Prime Minister Jawaharlal Nehru inaugurates Group 1890’s exhibition at Lalit Kala Akademi in the presence of Mexico’s ambassador to India and poet of renown, Octavio Paz. Is represented in the Tokyo Biennale, Japan, and the Sao Paulo Biennale, Brazil.


Is associated with Weavers’ Service Centre set up by Pupul Jayakar under the All India Handloom Board.


Serves as professor in the painting department at Faculty of Fine Arts, Baroda.


An attempt to revive Group 1890 sees Jeram Patel invite members to a meeting in Baroda.


Participates in the first, third, fourth and fifth International Triennale of the Lalit Kala Akademi, New Delhi.


Stops solely producing blowtorch woodworks. From now on he will paint the same form on paper and canvas.


Is appointed professor at Faculty of Fine Arts, Baroda, where he goes on to become the dean. Receives the national award for design.

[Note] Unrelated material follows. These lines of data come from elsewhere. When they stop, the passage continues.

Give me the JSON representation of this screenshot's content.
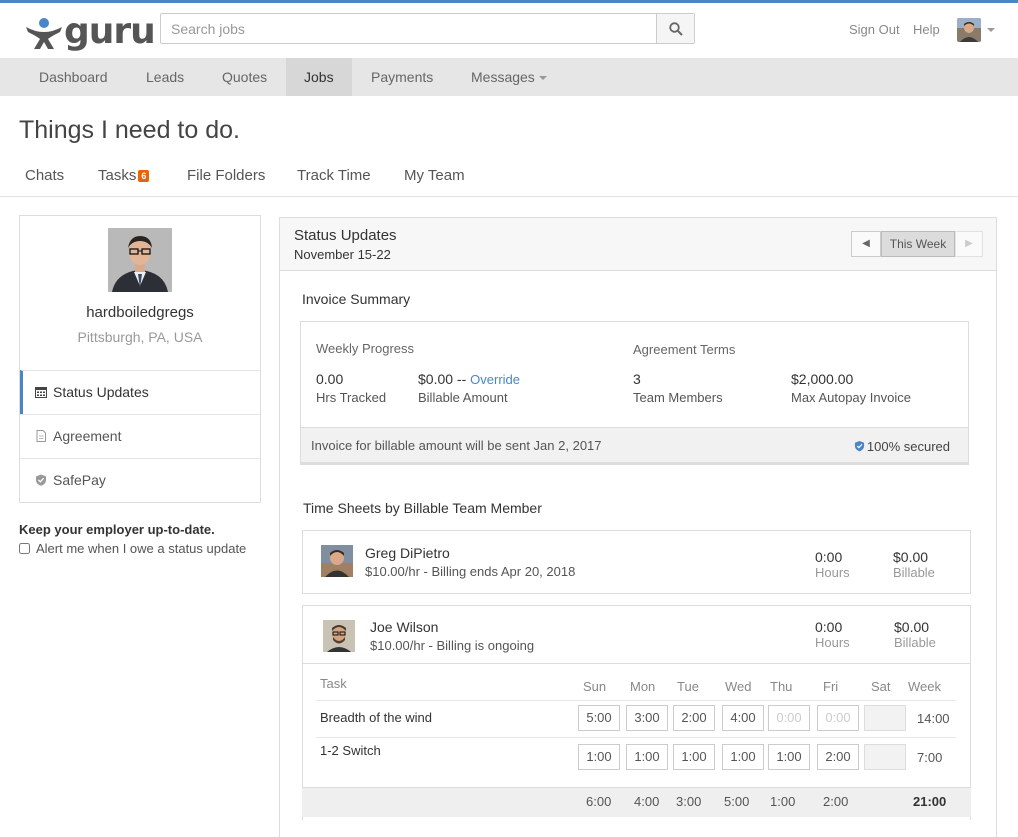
{
  "brand": {
    "name": "guru",
    "accent": "#4a86c5",
    "badge_color": "#e8630e"
  },
  "search": {
    "placeholder": "Search jobs",
    "icon": "search-icon"
  },
  "header": {
    "sign_out": "Sign Out",
    "help": "Help"
  },
  "nav": {
    "items": [
      "Dashboard",
      "Leads",
      "Quotes",
      "Jobs",
      "Payments",
      "Messages"
    ],
    "active": "Jobs"
  },
  "page": {
    "title": "Things I need to do."
  },
  "subtabs": {
    "items": [
      "Chats",
      "Tasks",
      "File Folders",
      "Track Time",
      "My Team"
    ],
    "tasks_badge": "6"
  },
  "profile": {
    "name": "hardboiledgregs",
    "location": "Pittsburgh, PA, USA"
  },
  "sidebar": {
    "items": [
      {
        "label": "Status Updates",
        "icon": "calendar-icon"
      },
      {
        "label": "Agreement",
        "icon": "document-icon"
      },
      {
        "label": "SafePay",
        "icon": "shield-icon"
      }
    ],
    "active": "Status Updates",
    "keep_title": "Keep your employer up-to-date.",
    "alert_label": "Alert me when I owe a status update"
  },
  "status": {
    "title": "Status Updates",
    "date_range": "November 15-22",
    "prev": "◀",
    "this_week": "This Week",
    "next": "▶"
  },
  "invoice": {
    "section_title": "Invoice Summary",
    "weekly_progress": "Weekly Progress",
    "agreement_terms": "Agreement Terms",
    "hrs_value": "0.00",
    "hrs_label": "Hrs Tracked",
    "billable_value": "$0.00",
    "billable_sep": " -- ",
    "override": "Override",
    "billable_label": "Billable Amount",
    "members_value": "3",
    "members_label": "Team Members",
    "autopay_value": "$2,000.00",
    "autopay_label": "Max Autopay Invoice",
    "footer": "Invoice for billable amount will be sent Jan 2, 2017",
    "secured": "100% secured"
  },
  "timesheets": {
    "section_title": "Time Sheets by Billable Team Member",
    "members": [
      {
        "name": "Greg DiPietro",
        "rate": "$10.00/hr",
        "billing": " - Billing ends Apr 20, 2018",
        "hours": "0:00",
        "hours_label": "Hours",
        "billable": "$0.00",
        "billable_label": "Billable"
      },
      {
        "name": "Joe Wilson",
        "rate": "$10.00/hr",
        "billing": " - Billing is ongoing",
        "hours": "0:00",
        "hours_label": "Hours",
        "billable": "$0.00",
        "billable_label": "Billable"
      }
    ],
    "columns": [
      "Task",
      "Sun",
      "Mon",
      "Tue",
      "Wed",
      "Thu",
      "Fri",
      "Sat",
      "Week"
    ],
    "rows": [
      {
        "task": "Breadth of the wind",
        "days": [
          "5:00",
          "3:00",
          "2:00",
          "4:00",
          "0:00",
          "0:00",
          ""
        ],
        "week": "14:00"
      },
      {
        "task": "1-2 Switch",
        "days": [
          "1:00",
          "1:00",
          "1:00",
          "1:00",
          "1:00",
          "2:00",
          ""
        ],
        "week": "7:00"
      }
    ],
    "totals": [
      "6:00",
      "4:00",
      "3:00",
      "5:00",
      "1:00",
      "2:00"
    ],
    "grand_total": "21:00"
  }
}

Participates in the XIV Sao Paulo Biennale, Brazil.


Participates in the third World Biennale of Graphic Art, London, and the sixth British International Print Biennale, London.


Participates in the third World Biennale of Graphic Art, Baghdad. Attends a fellowship at the Royal Society of Arts, London.


Makes his Hospital series of drawings. These are similar to his crow quill and brush and ink drawings from the 1960s.


Becomes dean at Faculty of Fine Arts, Baroda. Is chairman, Board of Studies and Faculty Board, Benaras Hindu University.


Is part of the artists whose works are shown in the Festival of India, London.


Is part of the ‘Graphic-Print Exhibition’, Festival of India, U.S.A.


Is jury member at the first Bharat Bhavan International Prints Biennale, Bhopal.


Wins the Ravishankar Raval Award of the Government of Gujarat.


Exhibits as part of ‘Exhibition of 28 Contemporary Artists’, Maltwood Art Museum and Gallery, University of Victoria, U.S.A. His work is also part of the third International Prints Biennale, Bhopal. Accepts chairmanship of Lalit Kala Akademi, Gandhinagar, a post he holds till 2000.


Receives Kala Ratna from the All India Fine Arts and Crafts Society, New Delhi.


Rediscovers his love for blowtorch works and returns to the medium after two decades.


Has solo exhibitions in New Delhi where his torchworks are exhibited alongside his paintings.


Passes away on January 18.Kiran Nadar Museum of Art hosts his retrospective.


dag exhibitions

The ‘Manifestations’ series of 20th Century Indian Art, Editions V, VI, VII, VIII, IX, X, XI

DAG, New Delhi and Mumbai, 2011-14

‘The Naked and the Nude: The Body in Indian Modern Art’

DAG, New Delhi, 2013; Mumbai, 2015

‘Indian Abstracts: An Absence of Form’

DAG, New Delhi, 2014; Mumbai and New York, 2015

‘India Modern: Narratives from 20th Century Indian Art'

DAG, New York, New Delhi, Mumbai, 2015; Chandigarh, 2017

‘Group 1890: India’s Indigenous Modernism’

DAG, New Delhi, Mumbai and New York, 2017

‘The Sixties Show’

DAG, Mumbai, 2020

‘The Wonder of India: Explorations through 19th and 20th Century Art’

DAG, New York, 2021

‘Indian Blue: From Realism to Abstraction’

DAG, New Delhi, 2021

‘Iconic Masterpieces of Indian Modern Art’

DAG, Mumbai, 2021

notable collections

National Gallery of Modern Art, New Delhi

Kiran Nadar Museum of Art, New Delhi

Lalit Kala Akademi, Ahmedabad

Roopankar Museum of Fine Arts, Bharat Bhavan, Bhopal

Heinrich-Böll-Stiftung, Cologne

Royal College of Art, London

Peabody Essex Museum, Salem, Massachusetts

archival media

The Indian Express

14 March 2004

The Hindu

20 October 2006

The Pioneer

10 February 2009

The Indian Express

19 January 2016